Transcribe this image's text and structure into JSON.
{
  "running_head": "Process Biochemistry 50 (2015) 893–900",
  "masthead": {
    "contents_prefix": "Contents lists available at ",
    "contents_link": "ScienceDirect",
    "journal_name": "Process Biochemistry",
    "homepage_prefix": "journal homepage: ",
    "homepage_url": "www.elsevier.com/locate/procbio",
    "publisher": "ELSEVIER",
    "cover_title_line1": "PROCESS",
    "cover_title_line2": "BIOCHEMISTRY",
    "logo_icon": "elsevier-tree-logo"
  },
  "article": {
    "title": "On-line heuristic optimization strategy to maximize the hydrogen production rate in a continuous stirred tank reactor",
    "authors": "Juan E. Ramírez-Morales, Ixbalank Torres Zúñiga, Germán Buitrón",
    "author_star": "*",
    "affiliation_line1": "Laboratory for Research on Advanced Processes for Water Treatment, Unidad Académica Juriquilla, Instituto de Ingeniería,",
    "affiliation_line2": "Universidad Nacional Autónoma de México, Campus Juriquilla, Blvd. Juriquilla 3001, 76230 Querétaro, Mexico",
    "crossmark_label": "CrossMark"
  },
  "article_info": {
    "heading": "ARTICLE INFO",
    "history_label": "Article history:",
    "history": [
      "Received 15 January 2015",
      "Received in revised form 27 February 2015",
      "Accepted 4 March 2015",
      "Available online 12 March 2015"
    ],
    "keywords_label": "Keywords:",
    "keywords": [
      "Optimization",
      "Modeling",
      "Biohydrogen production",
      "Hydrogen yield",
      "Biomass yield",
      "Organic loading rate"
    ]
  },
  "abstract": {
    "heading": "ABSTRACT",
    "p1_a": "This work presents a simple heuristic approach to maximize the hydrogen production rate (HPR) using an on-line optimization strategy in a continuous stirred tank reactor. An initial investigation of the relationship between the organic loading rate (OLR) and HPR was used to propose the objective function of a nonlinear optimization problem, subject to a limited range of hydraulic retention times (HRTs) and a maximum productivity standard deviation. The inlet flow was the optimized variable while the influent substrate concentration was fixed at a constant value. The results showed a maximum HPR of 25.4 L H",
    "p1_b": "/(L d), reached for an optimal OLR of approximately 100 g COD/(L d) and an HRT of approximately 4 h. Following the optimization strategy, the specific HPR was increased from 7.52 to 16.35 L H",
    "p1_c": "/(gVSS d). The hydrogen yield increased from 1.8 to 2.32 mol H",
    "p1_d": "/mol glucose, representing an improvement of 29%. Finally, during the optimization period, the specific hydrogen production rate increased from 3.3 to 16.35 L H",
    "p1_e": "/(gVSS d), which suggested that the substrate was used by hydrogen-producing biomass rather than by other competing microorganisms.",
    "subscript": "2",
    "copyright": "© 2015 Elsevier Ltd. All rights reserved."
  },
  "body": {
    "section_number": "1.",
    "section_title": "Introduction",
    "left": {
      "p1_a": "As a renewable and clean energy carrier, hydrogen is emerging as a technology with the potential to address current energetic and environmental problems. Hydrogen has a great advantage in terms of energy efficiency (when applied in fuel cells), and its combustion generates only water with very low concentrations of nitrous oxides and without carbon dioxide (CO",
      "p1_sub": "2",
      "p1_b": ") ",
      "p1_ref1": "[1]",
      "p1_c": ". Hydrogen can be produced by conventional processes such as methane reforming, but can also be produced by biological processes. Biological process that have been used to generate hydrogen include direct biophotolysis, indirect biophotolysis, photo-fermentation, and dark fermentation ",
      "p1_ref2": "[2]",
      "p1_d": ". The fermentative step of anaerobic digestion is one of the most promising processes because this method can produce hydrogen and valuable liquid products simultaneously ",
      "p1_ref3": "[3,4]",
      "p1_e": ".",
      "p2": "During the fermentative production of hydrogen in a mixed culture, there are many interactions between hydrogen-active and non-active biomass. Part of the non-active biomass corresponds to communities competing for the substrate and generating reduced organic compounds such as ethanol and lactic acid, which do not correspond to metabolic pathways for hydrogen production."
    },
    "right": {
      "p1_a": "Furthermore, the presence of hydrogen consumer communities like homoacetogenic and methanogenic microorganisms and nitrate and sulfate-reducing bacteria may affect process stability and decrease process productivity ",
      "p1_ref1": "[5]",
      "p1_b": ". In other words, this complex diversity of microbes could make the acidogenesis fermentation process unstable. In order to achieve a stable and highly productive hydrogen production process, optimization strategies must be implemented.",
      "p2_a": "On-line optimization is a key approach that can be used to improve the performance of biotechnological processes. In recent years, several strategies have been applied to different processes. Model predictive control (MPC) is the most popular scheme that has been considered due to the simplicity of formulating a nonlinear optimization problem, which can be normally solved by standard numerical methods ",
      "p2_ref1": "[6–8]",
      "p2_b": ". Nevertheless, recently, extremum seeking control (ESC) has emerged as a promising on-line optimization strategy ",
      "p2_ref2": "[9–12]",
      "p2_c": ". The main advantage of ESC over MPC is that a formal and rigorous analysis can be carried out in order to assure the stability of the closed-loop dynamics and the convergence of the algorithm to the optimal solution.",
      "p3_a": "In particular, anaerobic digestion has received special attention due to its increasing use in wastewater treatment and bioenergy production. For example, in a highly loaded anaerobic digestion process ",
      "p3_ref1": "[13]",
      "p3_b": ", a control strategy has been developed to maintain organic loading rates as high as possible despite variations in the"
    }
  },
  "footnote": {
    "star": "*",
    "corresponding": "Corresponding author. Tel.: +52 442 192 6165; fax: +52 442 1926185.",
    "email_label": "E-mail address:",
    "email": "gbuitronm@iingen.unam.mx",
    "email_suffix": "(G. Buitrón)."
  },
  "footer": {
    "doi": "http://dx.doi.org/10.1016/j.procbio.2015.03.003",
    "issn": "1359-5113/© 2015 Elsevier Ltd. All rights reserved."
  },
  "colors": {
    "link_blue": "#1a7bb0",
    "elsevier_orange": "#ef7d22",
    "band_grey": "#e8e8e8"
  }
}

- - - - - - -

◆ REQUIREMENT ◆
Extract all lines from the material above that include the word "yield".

◆ OUTPUT OF THE EXERCISE ◆
      "Hydrogen yield",
      "Biomass yield",
    "p1_c": "/(gVSS d). The hydrogen yield increased from 1.8 to 2.32 mol H",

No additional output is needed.